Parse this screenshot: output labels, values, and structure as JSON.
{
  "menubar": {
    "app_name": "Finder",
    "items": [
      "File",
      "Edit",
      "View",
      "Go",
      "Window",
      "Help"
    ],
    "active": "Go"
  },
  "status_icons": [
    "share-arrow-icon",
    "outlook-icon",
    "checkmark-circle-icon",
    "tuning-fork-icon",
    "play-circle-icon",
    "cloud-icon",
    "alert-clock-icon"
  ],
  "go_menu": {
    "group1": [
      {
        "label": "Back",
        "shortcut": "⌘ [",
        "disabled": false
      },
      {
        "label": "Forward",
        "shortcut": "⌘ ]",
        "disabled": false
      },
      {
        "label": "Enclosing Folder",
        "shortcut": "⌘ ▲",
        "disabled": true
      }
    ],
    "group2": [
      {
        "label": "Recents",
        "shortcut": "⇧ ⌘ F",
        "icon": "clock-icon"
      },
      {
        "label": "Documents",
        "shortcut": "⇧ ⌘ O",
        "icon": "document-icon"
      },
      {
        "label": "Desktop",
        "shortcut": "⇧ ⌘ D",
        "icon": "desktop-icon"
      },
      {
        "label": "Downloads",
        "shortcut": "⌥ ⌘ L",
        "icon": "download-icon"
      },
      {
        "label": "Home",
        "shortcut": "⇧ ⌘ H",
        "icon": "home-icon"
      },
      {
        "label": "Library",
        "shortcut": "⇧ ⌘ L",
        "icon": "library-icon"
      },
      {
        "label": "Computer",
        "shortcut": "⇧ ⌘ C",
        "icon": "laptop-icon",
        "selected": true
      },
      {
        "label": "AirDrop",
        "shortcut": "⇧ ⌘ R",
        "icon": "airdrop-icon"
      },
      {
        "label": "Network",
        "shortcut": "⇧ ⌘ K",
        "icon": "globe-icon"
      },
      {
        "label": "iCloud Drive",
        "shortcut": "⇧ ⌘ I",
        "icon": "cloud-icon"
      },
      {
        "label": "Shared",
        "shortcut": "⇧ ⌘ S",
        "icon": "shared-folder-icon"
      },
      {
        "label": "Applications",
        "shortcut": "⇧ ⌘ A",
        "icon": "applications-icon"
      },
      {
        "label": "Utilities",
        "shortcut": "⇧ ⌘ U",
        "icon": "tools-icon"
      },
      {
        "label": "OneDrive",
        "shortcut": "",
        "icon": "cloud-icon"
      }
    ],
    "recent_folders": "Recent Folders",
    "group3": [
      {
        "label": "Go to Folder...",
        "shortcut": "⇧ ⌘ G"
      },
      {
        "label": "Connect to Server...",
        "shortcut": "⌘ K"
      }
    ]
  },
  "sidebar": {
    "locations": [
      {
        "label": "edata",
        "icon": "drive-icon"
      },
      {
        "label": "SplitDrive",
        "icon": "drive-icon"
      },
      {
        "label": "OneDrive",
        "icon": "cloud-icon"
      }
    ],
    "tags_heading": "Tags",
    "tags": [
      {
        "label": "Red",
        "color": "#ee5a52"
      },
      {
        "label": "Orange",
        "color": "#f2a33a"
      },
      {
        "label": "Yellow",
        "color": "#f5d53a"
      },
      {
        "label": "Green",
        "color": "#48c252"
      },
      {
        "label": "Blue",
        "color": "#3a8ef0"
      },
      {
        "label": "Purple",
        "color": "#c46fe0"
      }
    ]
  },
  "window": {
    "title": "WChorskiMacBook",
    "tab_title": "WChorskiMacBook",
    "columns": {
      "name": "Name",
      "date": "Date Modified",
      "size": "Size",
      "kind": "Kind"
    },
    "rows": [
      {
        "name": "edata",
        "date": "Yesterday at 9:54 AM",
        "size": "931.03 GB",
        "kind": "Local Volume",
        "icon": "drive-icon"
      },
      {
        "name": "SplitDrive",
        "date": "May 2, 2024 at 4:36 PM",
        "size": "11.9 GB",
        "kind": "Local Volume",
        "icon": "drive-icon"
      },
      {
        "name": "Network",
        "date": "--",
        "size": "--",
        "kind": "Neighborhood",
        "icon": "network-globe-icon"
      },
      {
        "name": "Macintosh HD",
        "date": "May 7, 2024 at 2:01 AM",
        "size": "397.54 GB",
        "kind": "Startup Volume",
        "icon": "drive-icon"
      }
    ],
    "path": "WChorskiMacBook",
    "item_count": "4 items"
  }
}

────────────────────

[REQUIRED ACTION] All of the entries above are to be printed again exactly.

[WORKED SOLUTION]
Parse this screenshot: output labels, values, and structure as JSON.
{
  "menubar": {
    "app_name": "Finder",
    "items": [
      "File",
      "Edit",
      "View",
      "Go",
      "Window",
      "Help"
    ],
    "active": "Go"
  },
  "status_icons": [
    "share-arrow-icon",
    "outlook-icon",
    "checkmark-circle-icon",
    "tuning-fork-icon",
    "play-circle-icon",
    "cloud-icon",
    "alert-clock-icon"
  ],
  "go_menu": {
    "group1": [
      {
        "label": "Back",
        "shortcut": "⌘ [",
        "disabled": false
      },
      {
        "label": "Forward",
        "shortcut": "⌘ ]",
        "disabled": false
      },
      {
        "label": "Enclosing Folder",
        "shortcut": "⌘ ▲",
        "disabled": true
      }
    ],
    "group2": [
      {
        "label": "Recents",
        "shortcut": "⇧ ⌘ F",
        "icon": "clock-icon"
      },
      {
        "label": "Documents",
        "shortcut": "⇧ ⌘ O",
        "icon": "document-icon"
      },
      {
        "label": "Desktop",
        "shortcut": "⇧ ⌘ D",
        "icon": "desktop-icon"
      },
      {
        "label": "Downloads",
        "shortcut": "⌥ ⌘ L",
        "icon": "download-icon"
      },
      {
        "label": "Home",
        "shortcut": "⇧ ⌘ H",
        "icon": "home-icon"
      },
      {
        "label": "Library",
        "shortcut": "⇧ ⌘ L",
        "icon": "library-icon"
      },
      {
        "label": "Computer",
        "shortcut": "⇧ ⌘ C",
        "icon": "laptop-icon",
        "selected": true
      },
      {
        "label": "AirDrop",
        "shortcut": "⇧ ⌘ R",
        "icon": "airdrop-icon"
      },
      {
        "label": "Network",
        "shortcut": "⇧ ⌘ K",
        "icon": "globe-icon"
      },
      {
        "label": "iCloud Drive",
        "shortcut": "⇧ ⌘ I",
        "icon": "cloud-icon"
      },
      {
        "label": "Shared",
        "shortcut": "⇧ ⌘ S",
        "icon": "shared-folder-icon"
      },
      {
        "label": "Applications",
        "shortcut": "⇧ ⌘ A",
        "icon": "applications-icon"
      },
      {
        "label": "Utilities",
        "shortcut": "⇧ ⌘ U",
        "icon": "tools-icon"
      },
      {
        "label": "OneDrive",
        "shortcut": "",
        "icon": "cloud-icon"
      }
    ],
    "recent_folders": "Recent Folders",
    "group3": [
      {
        "label": "Go to Folder...",
        "shortcut": "⇧ ⌘ G"
      },
      {
        "label": "Connect to Server...",
        "shortcut": "⌘ K"
      }
    ]
  },
  "sidebar": {
    "locations": [
      {
        "label": "edata",
        "icon": "drive-icon"
      },
      {
        "label": "SplitDrive",
        "icon": "drive-icon"
      },
      {
        "label": "OneDrive",
        "icon": "cloud-icon"
      }
    ],
    "tags_heading": "Tags",
    "tags": [
      {
        "label": "Red",
        "color": "#ee5a52"
      },
      {
        "label": "Orange",
        "color": "#f2a33a"
      },
      {
        "label": "Yellow",
        "color": "#f5d53a"
      },
      {
        "label": "Green",
        "color": "#48c252"
      },
      {
        "label": "Blue",
        "color": "#3a8ef0"
      },
      {
        "label": "Purple",
        "color": "#c46fe0"
      }
    ]
  },
  "window": {
    "title": "WChorskiMacBook",
    "tab_title": "WChorskiMacBook",
    "columns": {
      "name": "Name",
      "date": "Date Modified",
      "size": "Size",
      "kind": "Kind"
    },
    "rows": [
      {
        "name": "edata",
        "date": "Yesterday at 9:54 AM",
        "size": "931.03 GB",
        "kind": "Local Volume",
        "icon": "drive-icon"
      },
      {
        "name": "SplitDrive",
        "date": "May 2, 2024 at 4:36 PM",
        "size": "11.9 GB",
        "kind": "Local Volume",
        "icon": "drive-icon"
      },
      {
        "name": "Network",
        "date": "--",
        "size": "--",
        "kind": "Neighborhood",
        "icon": "network-globe-icon"
      },
      {
        "name": "Macintosh HD",
        "date": "May 7, 2024 at 2:01 AM",
        "size": "397.54 GB",
        "kind": "Startup Volume",
        "icon": "drive-icon"
      }
    ],
    "path": "WChorskiMacBook",
    "item_count": "4 items"
  }
}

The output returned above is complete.